** Provided records **
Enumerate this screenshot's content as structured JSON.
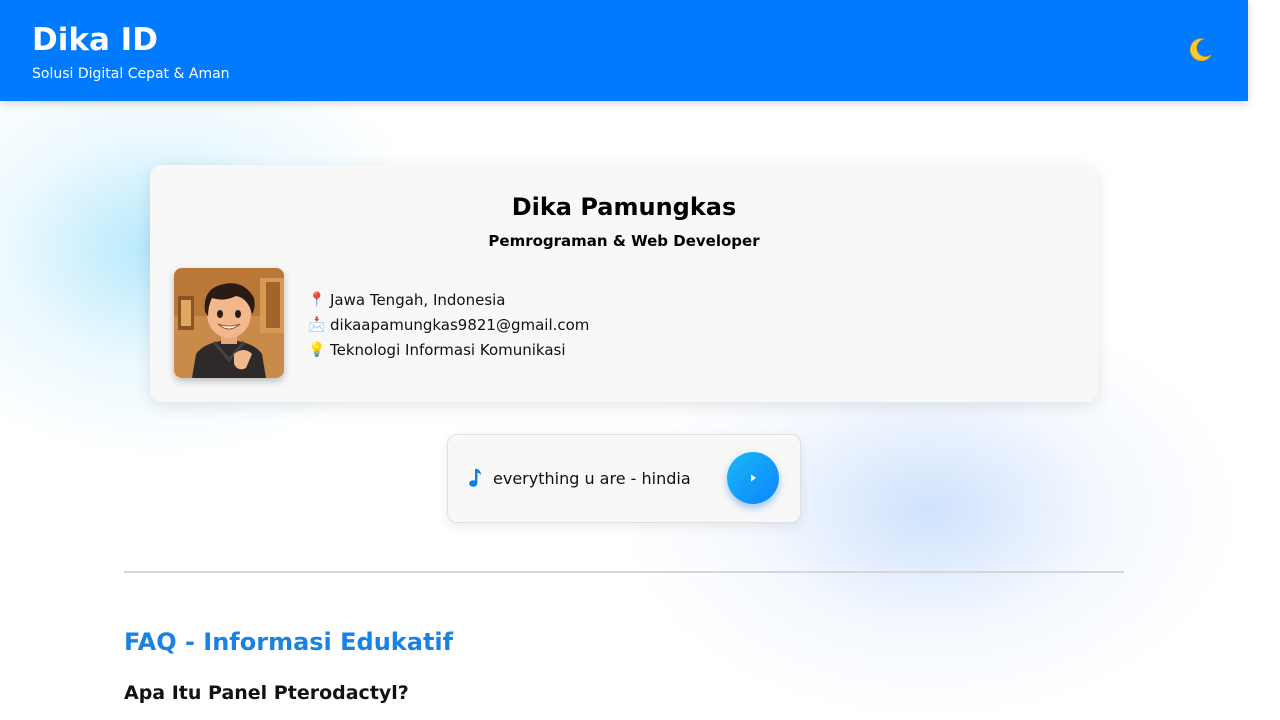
{
  "header": {
    "title": "Dika ID",
    "tagline": "Solusi Digital Cepat & Aman",
    "theme_toggle_icon": "moon-icon",
    "background_color": "#007bff"
  },
  "profile": {
    "name": "Dika Pamungkas",
    "role": "Pemrograman & Web Developer",
    "avatar_icon": "avatar",
    "info": [
      {
        "icon": "pin-icon",
        "text": "Jawa Tengah, Indonesia"
      },
      {
        "icon": "envelope-icon",
        "text": "dikaapamungkas9821@gmail.com"
      },
      {
        "icon": "lightbulb-icon",
        "text": "Teknologi Informasi Komunikasi"
      }
    ]
  },
  "music_player": {
    "song_title": "everything u are - hindia",
    "note_icon": "music-note-icon",
    "play_icon": "play-icon",
    "accent_color": "#0a84ff"
  },
  "faq": {
    "heading": "FAQ - Informasi Edukatif",
    "heading_color": "#1a82e2",
    "questions": [
      {
        "question": "Apa Itu Panel Pterodactyl?"
      }
    ]
  }
}
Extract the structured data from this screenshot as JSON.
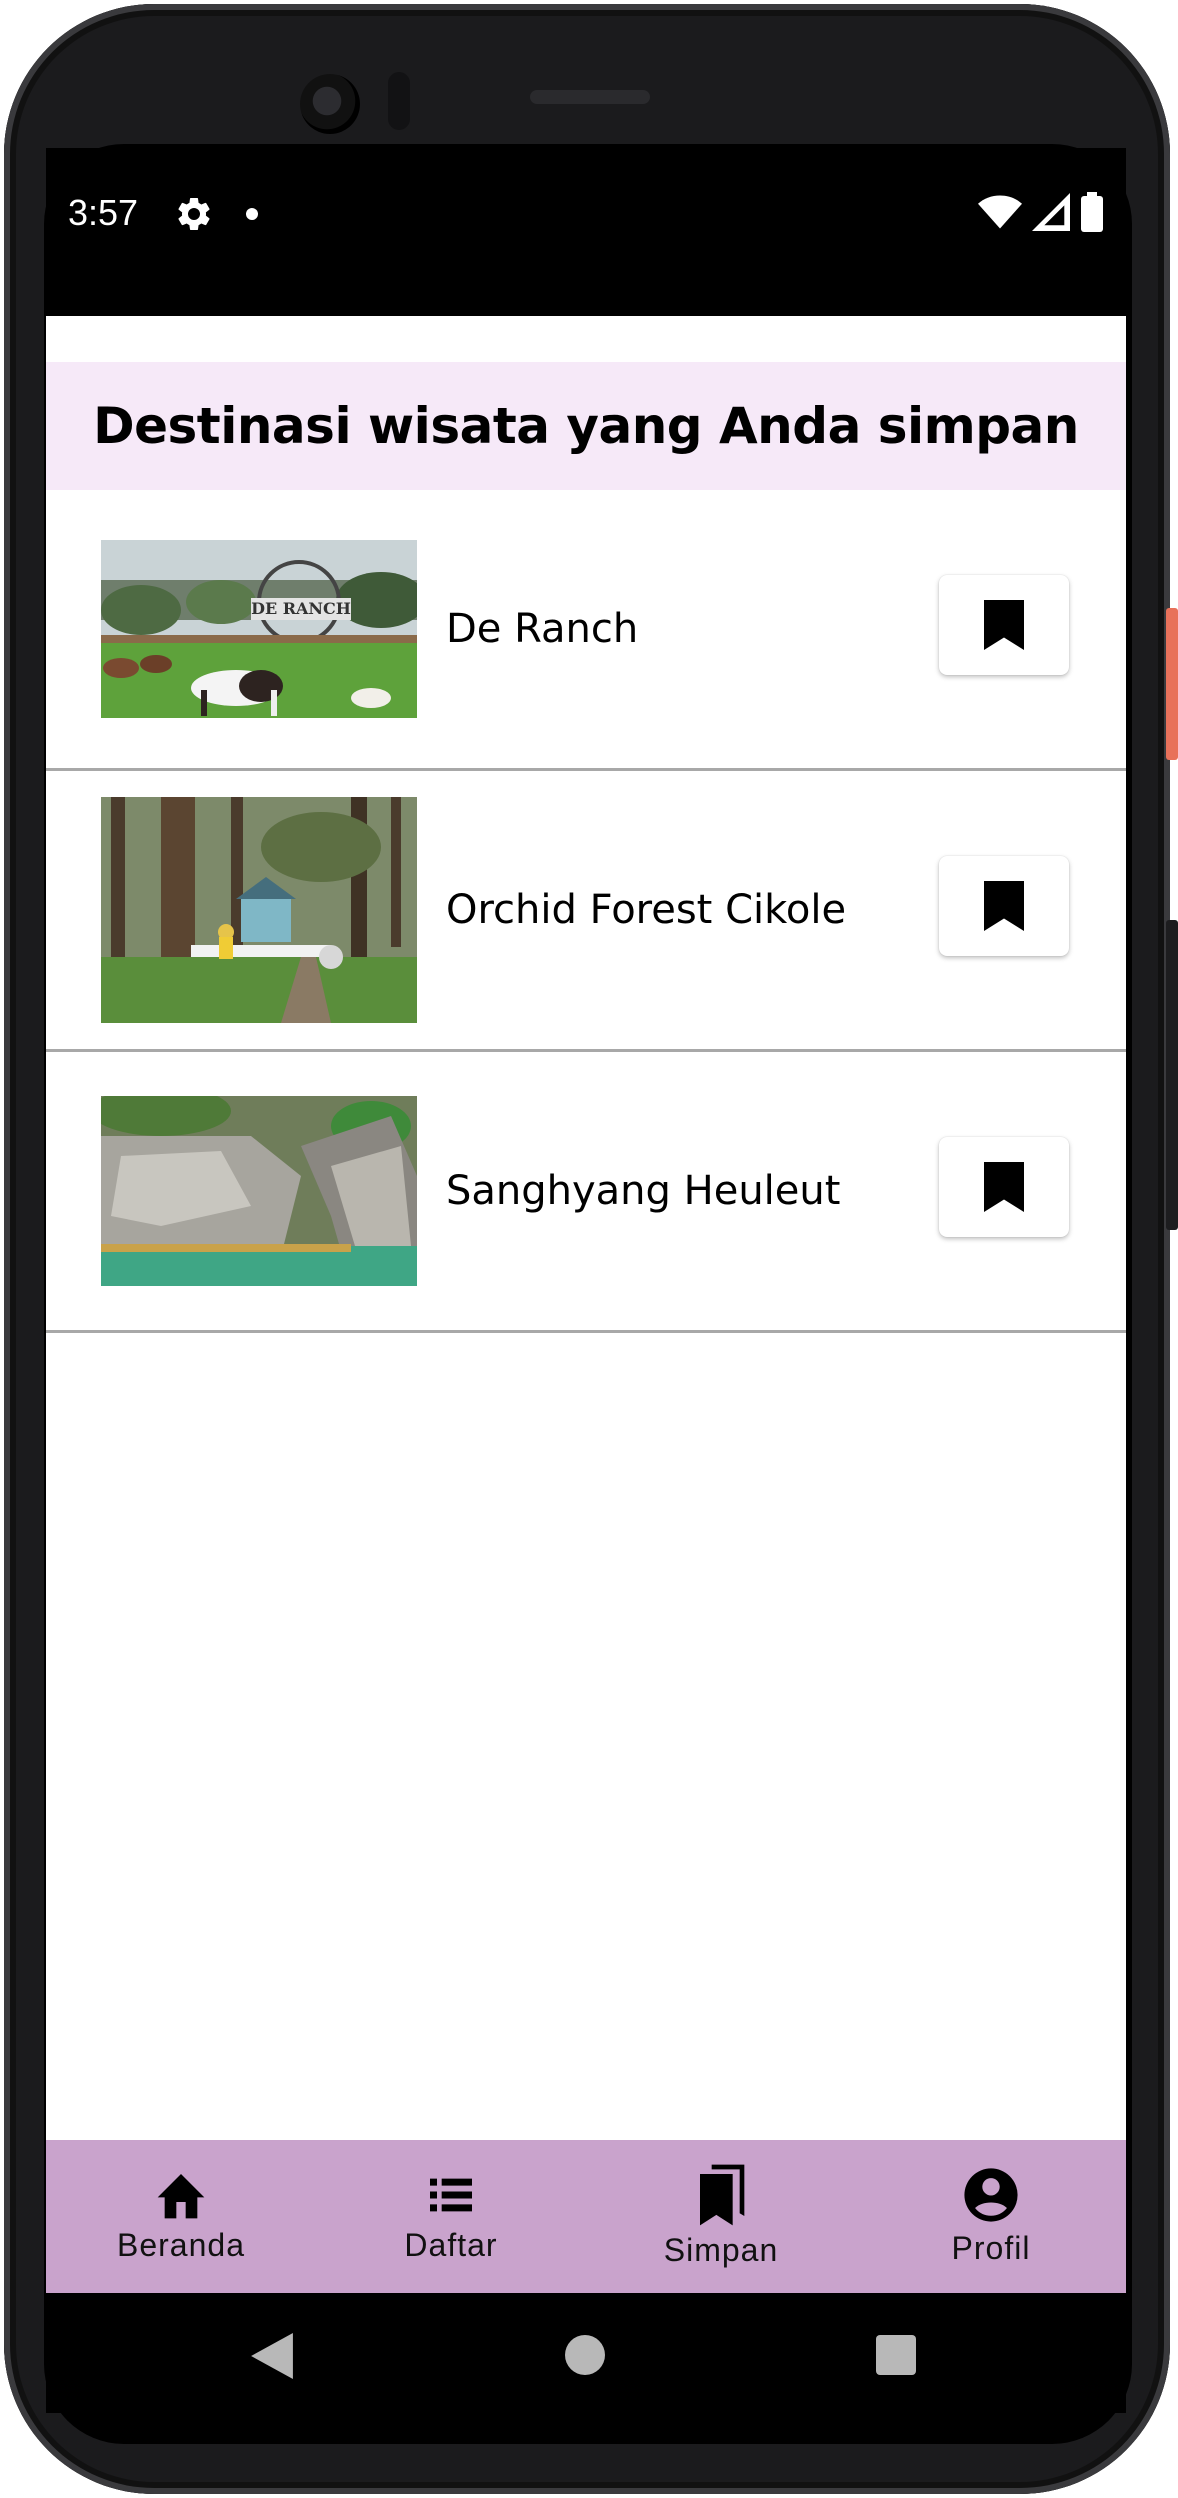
{
  "status_bar": {
    "time": "3:57",
    "gear_icon": "settings-gear-icon",
    "dot_icon": "notification-dot-icon"
  },
  "header": {
    "title": "Destinasi wisata yang Anda simpan"
  },
  "saved": [
    {
      "name": "De Ranch",
      "image_icon": "ranch-photo"
    },
    {
      "name": "Orchid Forest Cikole",
      "image_icon": "forest-photo"
    },
    {
      "name": "Sanghyang Heuleut",
      "image_icon": "canyon-photo"
    }
  ],
  "bottom_nav": [
    {
      "label": "Beranda",
      "icon": "home-icon"
    },
    {
      "label": "Daftar",
      "icon": "list-icon"
    },
    {
      "label": "Simpan",
      "icon": "bookmarks-icon"
    },
    {
      "label": "Profil",
      "icon": "account-circle-icon"
    }
  ],
  "colors": {
    "header_bg": "#f6e9f8",
    "nav_bg": "#c9a3cc",
    "divider": "#a8a8a8"
  }
}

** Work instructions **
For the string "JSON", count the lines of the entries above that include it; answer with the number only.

** Exercise output **
2